[What you are asked to do] Please report every line of the listing below that has the word "JSON" in it.

[Record excerpts]
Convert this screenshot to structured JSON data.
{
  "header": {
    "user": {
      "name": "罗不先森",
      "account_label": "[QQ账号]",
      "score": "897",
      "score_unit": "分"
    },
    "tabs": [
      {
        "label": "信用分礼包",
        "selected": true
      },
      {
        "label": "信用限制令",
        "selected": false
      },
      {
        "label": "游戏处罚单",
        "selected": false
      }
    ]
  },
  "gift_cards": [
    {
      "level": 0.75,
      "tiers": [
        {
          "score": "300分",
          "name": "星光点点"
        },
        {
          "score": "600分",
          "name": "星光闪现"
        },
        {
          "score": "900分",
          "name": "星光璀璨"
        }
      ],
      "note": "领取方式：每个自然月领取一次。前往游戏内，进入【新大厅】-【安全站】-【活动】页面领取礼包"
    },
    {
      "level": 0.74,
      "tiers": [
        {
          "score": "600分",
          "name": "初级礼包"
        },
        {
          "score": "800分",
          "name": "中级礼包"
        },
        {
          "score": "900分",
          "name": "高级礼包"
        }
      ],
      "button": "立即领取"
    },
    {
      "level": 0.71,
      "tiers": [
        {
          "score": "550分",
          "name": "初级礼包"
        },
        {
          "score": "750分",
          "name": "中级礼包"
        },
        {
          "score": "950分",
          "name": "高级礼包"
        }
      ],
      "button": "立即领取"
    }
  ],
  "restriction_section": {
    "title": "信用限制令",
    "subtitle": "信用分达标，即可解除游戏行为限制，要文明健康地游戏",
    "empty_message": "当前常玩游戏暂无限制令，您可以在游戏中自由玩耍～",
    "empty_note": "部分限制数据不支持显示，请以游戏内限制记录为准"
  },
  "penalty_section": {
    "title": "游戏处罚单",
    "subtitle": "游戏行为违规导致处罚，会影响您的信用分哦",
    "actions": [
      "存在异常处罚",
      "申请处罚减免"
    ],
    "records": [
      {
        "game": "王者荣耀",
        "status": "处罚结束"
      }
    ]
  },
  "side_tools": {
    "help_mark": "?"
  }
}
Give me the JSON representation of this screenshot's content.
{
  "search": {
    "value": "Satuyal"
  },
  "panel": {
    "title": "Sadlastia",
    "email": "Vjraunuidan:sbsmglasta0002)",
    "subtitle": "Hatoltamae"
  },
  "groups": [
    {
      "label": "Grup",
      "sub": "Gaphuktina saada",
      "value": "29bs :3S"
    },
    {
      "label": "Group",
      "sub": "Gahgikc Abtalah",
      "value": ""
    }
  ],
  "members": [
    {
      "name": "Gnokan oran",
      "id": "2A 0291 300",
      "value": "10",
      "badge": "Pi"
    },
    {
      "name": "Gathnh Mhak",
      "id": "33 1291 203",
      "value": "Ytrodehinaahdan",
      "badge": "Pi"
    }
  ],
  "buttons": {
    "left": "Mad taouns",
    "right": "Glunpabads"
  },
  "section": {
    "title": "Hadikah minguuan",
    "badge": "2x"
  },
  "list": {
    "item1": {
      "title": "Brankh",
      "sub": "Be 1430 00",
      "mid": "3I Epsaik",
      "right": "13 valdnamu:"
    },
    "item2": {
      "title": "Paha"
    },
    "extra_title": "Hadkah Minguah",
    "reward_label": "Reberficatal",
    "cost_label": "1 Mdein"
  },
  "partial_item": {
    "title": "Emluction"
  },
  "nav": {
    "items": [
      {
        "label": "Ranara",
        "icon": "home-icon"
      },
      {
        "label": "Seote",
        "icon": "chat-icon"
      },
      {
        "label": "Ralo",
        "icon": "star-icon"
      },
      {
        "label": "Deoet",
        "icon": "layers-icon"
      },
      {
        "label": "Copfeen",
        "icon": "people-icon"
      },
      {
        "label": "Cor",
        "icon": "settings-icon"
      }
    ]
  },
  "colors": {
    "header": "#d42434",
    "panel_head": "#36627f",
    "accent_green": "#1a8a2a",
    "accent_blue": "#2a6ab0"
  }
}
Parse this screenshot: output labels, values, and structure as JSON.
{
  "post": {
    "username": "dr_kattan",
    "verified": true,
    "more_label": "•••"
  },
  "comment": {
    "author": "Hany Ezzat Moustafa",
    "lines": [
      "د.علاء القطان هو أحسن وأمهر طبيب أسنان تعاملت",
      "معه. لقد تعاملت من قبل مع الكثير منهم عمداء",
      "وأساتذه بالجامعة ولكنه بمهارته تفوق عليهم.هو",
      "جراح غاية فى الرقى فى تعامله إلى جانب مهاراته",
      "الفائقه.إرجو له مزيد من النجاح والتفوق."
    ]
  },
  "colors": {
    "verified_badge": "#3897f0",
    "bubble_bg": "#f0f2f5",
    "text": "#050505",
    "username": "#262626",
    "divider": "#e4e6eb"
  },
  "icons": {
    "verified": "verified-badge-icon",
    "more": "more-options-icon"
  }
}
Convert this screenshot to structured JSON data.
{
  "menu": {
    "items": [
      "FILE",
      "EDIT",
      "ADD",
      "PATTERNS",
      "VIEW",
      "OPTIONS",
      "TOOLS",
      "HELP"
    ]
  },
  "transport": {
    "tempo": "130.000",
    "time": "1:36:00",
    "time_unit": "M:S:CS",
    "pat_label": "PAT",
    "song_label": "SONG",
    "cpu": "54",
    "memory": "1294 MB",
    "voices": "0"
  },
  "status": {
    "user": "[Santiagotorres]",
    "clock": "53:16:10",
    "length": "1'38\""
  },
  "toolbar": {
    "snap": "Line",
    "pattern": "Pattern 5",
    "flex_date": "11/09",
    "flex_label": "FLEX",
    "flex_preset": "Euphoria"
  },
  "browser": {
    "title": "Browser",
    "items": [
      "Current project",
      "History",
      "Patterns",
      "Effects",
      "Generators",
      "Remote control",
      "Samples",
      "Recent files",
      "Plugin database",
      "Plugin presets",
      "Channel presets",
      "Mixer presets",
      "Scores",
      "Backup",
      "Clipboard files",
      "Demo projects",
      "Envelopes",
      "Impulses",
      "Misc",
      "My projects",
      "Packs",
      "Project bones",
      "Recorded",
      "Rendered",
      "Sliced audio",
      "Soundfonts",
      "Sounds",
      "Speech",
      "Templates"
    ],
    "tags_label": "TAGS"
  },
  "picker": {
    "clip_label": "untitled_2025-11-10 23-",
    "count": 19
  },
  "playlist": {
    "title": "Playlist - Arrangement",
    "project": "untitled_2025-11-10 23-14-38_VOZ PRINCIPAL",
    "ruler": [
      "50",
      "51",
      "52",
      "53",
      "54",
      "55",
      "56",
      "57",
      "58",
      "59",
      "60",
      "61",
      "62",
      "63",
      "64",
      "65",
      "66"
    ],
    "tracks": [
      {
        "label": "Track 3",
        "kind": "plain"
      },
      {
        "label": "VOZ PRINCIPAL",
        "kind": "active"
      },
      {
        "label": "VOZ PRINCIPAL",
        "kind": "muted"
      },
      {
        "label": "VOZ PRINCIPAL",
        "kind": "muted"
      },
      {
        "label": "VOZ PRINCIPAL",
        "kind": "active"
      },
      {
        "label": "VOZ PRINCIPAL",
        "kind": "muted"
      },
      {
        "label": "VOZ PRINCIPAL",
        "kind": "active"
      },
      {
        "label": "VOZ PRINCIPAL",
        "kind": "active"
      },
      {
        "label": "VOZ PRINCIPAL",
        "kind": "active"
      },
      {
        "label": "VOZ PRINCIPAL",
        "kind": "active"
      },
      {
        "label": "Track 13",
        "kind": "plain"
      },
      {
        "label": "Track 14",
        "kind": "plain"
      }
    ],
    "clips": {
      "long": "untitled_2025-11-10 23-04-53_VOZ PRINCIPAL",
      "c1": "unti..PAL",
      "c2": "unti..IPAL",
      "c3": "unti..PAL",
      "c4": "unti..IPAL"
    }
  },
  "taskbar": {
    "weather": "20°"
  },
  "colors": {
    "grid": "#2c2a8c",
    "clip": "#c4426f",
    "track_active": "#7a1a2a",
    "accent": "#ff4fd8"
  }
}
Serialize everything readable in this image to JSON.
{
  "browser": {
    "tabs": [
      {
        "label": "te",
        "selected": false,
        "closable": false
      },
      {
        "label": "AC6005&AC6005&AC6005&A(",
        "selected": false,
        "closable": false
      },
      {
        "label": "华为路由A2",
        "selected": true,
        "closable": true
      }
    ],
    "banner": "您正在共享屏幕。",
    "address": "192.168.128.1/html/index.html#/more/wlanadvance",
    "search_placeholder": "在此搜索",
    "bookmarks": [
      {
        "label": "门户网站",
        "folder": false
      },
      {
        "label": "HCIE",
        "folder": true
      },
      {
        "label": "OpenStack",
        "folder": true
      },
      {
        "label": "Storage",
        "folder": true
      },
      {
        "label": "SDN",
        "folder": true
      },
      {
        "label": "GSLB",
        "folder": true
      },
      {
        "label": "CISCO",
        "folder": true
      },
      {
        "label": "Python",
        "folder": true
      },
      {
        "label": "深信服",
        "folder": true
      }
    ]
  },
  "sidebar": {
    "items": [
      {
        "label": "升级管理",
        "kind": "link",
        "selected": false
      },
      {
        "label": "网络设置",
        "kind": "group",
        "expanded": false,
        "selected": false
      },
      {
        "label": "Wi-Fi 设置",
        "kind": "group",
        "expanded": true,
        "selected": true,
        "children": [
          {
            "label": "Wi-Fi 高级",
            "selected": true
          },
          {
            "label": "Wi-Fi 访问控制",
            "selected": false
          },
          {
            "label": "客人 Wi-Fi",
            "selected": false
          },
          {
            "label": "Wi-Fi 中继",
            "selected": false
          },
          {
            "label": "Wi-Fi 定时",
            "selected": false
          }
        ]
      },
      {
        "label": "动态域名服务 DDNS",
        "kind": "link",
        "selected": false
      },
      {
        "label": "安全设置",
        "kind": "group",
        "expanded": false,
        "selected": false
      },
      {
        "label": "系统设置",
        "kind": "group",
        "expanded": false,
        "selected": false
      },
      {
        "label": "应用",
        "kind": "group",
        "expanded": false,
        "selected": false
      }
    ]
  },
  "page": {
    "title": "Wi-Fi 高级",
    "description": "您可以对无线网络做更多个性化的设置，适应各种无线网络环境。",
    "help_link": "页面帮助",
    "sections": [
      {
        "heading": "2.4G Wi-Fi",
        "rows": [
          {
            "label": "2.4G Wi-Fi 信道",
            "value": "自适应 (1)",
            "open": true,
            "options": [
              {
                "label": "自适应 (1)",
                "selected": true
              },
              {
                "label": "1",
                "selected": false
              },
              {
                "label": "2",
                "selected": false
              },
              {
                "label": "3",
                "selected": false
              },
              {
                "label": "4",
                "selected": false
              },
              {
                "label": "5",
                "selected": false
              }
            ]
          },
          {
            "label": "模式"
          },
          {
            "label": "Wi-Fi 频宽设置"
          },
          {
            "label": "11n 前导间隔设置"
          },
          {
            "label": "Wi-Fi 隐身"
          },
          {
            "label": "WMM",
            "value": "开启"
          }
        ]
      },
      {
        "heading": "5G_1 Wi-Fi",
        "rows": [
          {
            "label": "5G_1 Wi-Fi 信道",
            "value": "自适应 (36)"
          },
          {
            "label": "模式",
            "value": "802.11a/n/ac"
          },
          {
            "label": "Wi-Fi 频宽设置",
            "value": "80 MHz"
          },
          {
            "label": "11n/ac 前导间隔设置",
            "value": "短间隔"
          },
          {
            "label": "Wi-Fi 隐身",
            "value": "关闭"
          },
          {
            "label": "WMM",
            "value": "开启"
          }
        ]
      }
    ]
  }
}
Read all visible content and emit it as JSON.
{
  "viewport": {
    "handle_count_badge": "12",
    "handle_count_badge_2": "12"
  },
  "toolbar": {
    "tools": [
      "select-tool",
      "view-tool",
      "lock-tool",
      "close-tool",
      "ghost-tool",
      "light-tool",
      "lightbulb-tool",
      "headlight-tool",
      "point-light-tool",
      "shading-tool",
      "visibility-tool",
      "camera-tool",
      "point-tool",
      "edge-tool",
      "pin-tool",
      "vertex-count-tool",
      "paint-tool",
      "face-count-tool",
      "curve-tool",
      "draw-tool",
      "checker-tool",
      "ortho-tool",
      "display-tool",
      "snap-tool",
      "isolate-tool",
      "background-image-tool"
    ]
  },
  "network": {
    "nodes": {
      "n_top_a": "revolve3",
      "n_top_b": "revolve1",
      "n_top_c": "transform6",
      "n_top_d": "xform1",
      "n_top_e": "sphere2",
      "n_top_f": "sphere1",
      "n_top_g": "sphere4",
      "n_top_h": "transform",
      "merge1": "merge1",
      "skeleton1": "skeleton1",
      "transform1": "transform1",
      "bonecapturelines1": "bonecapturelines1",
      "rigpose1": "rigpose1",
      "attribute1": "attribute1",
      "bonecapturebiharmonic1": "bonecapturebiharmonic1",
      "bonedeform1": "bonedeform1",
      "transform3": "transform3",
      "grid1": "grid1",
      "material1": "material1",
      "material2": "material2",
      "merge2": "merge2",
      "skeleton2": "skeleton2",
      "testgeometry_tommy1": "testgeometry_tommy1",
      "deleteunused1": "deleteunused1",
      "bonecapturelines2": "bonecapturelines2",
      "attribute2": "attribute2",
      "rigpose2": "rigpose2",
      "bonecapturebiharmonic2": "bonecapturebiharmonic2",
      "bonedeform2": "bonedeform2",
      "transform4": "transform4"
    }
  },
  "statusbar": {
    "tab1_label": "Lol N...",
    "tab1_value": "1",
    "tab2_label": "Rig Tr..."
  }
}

[Problem solution]
Convert this screenshot to structured JSON data.
Give me the JSON representation of this screenshot's content.
Parse this screenshot: output labels, values, and structure as JSON.
Convert this screenshot to structured JSON data.
Serialize everything readable in this image to JSON.
Read all visible content and emit it as JSON.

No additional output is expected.